Ms Burns said while workplace bullying matters were often complicated, support for Mrs Frances was clearly warranted given the intense suffering she had experienced.

“In this case we were able to prove the emotional and psychological destruction that had so clearly resulted in Helen’s current condition,” Ms Burns said. “Anyone suffering workplace bullying should seek help because no job should have a negative impact on a person’s life.” 

Just prior to the bullying, Mrs Frances and her husband moved into a shed on their property as they built their home. But due to the income loss, the works remain incomplete and the couple are still in the shed five years on.

Mrs Frances said she wanted to turn this terrible experience into a positive and – while hindered by her current condition – has started writing a book on workplace bullying in order to create awareness about how to prevent it. 

“The only way to deal with workplace bullying is to proactively address negative behaviours, a lack of leadership allows bullying behaviours to thrive,” she said. “Workplace bullying is about a complete system breakdown that needs to be addressed as quickly as possible.”

About School News

2 comments

  1. I experienced a similar situation after the arrival of a new principal. I was told that i could not teach science, even though I had successfully improved school HSC results. 2 days after the birth of my son by cesarean, I was contacted by the school and asked to provide work for the casual replacement teacher – this happened very frequently at the request of the principal and assistant principal.

    The principal asked me to provide samples of assessments and marking along with my feedback to students, under the guise of sending them to an independent teacher for quality assessment and feedback on my teaching practise – this never happened.

    Was frequently ostracised for the hands on way in which I taught science, and heavily criticised for not providing students with enough notes to copy down. I was also observed much more frequently than all other teachers, and when I applied for jobs outside the school, I learned that my principal was giving bad referee reports (this information was provided by 2 other school principals after my interviews with them).

    I resigned my permanent position and have been working in a casual capacity for the past 5 years. I am now working in a science laboratory and as a primary STEM consultant.

    What a way to treat an early career teacher! This type of behaviour by school executive is disgusting!

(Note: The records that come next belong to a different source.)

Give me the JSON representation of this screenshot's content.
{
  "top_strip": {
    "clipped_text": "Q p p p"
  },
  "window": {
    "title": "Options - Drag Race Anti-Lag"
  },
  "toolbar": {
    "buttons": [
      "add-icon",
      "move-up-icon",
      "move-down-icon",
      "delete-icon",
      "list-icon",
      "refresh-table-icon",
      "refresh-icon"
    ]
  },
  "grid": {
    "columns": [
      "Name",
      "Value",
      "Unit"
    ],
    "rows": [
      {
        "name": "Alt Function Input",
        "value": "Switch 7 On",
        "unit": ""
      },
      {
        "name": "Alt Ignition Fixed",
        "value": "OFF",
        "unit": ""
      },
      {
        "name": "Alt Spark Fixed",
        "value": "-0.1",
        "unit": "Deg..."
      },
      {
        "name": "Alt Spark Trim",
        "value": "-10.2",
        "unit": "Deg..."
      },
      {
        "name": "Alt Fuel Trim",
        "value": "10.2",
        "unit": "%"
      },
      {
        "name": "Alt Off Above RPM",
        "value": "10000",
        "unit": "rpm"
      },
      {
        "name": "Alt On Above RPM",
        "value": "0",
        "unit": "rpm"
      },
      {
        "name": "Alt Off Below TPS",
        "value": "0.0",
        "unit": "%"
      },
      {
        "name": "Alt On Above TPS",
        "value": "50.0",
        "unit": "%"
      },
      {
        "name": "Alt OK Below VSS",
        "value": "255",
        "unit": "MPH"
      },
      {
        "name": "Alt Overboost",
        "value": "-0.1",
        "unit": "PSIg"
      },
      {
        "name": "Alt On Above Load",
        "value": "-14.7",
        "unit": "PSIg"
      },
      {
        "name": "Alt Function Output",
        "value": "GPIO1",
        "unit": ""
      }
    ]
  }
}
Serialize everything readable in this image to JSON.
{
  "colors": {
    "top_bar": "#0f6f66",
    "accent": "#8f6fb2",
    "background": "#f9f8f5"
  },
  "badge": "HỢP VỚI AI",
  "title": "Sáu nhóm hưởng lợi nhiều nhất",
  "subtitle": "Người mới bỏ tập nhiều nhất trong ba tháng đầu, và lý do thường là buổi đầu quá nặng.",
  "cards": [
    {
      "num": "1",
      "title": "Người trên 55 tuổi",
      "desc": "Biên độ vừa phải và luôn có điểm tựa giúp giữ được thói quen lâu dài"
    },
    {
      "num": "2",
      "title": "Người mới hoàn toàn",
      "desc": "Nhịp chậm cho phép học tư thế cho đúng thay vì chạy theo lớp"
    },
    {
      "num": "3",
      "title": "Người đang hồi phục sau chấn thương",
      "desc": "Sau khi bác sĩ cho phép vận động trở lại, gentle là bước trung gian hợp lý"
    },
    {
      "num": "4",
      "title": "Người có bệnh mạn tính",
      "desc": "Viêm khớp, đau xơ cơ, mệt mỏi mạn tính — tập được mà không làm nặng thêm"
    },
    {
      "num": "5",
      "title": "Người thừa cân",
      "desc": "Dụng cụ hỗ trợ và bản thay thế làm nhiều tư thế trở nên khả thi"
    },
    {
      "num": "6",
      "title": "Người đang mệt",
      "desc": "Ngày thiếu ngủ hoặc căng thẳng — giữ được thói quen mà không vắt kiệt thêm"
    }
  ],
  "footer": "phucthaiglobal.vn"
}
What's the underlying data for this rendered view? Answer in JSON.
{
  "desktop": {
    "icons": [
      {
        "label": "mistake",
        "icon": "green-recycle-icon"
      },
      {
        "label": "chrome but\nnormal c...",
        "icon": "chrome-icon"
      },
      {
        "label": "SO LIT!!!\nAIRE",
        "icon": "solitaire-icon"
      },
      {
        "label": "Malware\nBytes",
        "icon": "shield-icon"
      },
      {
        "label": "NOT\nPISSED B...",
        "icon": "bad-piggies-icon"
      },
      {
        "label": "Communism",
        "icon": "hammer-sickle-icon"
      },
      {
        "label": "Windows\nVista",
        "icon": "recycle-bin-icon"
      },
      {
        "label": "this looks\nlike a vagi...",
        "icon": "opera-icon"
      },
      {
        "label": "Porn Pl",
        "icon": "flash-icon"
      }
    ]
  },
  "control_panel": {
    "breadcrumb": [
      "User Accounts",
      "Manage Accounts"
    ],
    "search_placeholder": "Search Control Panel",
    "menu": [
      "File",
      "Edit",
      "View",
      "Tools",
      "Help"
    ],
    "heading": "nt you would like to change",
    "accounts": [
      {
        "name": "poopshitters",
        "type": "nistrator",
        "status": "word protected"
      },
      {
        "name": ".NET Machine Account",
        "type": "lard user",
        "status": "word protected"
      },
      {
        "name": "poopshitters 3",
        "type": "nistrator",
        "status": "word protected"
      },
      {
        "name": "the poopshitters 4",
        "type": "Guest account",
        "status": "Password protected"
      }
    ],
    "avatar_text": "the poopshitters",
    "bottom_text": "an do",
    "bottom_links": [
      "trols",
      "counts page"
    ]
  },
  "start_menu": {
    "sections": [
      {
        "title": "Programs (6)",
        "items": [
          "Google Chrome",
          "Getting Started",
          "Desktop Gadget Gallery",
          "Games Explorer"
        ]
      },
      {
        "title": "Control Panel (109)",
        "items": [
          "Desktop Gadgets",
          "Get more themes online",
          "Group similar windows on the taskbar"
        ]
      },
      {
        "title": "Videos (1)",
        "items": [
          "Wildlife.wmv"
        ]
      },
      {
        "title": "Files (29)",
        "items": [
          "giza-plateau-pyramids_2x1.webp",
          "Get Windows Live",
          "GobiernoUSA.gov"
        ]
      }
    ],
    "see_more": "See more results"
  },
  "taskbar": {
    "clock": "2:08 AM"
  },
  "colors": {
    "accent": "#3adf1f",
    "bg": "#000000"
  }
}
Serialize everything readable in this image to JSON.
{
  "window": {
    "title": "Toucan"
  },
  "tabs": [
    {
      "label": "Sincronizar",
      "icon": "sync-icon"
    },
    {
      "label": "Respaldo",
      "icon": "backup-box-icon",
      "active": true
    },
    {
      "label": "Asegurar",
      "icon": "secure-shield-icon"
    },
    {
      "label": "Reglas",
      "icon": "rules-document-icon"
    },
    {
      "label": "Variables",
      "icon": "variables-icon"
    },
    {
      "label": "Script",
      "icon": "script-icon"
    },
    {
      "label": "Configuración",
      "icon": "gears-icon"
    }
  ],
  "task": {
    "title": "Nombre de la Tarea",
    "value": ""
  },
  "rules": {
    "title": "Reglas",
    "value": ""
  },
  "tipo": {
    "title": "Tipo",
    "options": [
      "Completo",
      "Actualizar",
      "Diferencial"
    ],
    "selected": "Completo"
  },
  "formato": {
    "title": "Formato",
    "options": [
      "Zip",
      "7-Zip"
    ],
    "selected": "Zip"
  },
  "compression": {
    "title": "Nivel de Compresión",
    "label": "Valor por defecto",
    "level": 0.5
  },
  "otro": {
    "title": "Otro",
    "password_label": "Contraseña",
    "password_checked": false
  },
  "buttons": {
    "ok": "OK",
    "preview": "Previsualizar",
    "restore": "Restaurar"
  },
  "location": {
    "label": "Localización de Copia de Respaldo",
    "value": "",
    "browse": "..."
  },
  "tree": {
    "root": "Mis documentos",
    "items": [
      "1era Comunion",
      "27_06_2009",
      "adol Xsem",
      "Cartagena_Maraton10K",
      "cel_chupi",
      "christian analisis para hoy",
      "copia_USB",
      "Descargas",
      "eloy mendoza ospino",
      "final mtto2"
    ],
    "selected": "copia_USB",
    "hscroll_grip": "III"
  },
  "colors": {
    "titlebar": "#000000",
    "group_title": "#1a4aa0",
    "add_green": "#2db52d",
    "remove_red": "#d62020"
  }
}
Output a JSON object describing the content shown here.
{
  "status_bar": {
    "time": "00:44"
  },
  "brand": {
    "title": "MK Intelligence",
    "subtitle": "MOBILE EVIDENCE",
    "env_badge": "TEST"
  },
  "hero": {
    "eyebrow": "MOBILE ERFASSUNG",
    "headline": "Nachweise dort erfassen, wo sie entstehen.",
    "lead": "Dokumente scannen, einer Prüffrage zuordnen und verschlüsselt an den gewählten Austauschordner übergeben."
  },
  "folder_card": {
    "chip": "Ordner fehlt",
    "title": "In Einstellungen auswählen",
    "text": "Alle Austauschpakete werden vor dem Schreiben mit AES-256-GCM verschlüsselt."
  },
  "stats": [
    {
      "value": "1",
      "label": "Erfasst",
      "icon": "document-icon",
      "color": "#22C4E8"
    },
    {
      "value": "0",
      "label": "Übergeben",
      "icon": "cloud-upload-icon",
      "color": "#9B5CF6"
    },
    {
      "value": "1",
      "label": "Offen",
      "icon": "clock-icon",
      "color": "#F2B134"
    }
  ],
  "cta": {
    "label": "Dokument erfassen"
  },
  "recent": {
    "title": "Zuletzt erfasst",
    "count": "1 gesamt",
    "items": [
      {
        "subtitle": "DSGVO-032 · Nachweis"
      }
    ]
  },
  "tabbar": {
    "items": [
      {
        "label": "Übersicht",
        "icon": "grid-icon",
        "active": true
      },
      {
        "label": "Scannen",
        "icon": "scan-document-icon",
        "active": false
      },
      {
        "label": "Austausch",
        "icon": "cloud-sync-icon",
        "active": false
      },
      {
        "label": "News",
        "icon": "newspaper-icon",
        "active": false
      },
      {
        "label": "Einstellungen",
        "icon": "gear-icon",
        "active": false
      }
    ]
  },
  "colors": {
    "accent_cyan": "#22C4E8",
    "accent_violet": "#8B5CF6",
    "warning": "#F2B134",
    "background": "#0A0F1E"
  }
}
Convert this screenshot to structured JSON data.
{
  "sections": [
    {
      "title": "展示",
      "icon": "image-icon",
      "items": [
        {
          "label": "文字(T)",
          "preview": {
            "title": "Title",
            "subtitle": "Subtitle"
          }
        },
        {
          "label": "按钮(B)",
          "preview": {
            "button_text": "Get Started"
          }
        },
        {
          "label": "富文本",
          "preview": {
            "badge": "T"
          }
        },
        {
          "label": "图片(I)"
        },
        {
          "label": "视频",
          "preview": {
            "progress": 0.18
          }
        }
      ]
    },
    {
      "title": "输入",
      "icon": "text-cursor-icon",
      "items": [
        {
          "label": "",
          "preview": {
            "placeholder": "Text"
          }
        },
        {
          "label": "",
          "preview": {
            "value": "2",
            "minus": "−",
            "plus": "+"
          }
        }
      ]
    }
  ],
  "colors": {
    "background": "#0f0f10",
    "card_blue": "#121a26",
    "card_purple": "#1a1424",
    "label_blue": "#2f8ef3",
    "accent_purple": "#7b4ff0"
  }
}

  2. This article about a principal bullying is a topic very close to home. A principal too bullied me over a course of several months. In my case, the principal used blatant lies and half-truths to discredit my ability as a leading teacher and educator. I suffered extreme anxiety and stress. Going to work each day was pure hell. I was subjected to daily ‘reprimands’ and was held to a standard not expected of others. The principal used the system to further discredit me. Unfortunately, my ability to fight this was restricted by a system, which favoured principals. In essence, so long as a principal followed the ‘process’, it was almost impossible to prove bullying. Finally, I had to make a decision to look after my health and as a result, I had to resign. Having been employed by the Department of education (Victoria) for almost 20 years-without a single blemish against me, this was not an easy decision. What has been another blow (because what I went through wasn’t enough) all the documentation this principal used against me, remains on my file. Its credibility is apparently irrelevant and I cannot do a single thing about it. Therefore, my ability to be employed at another school has been affected. Reading this article has highlighted that something needs to change. The department of education needs to take a serious look at work place bullying perpetrated by principals.

Check Also

‘Young historian of the year’ writes on Stolen Generations

Year 12 Hawker College student, Ineka Voigt, has been selected from more than 8000 entrants across the country as Australia’s Young Historian of the Year.

Art as a conduit for deep, integrated learning

Art is not just a specialist area of study at the River School; it’s a context through which other learning outcomes can be realised, and core skills such as critical thinking and problem solving are developed.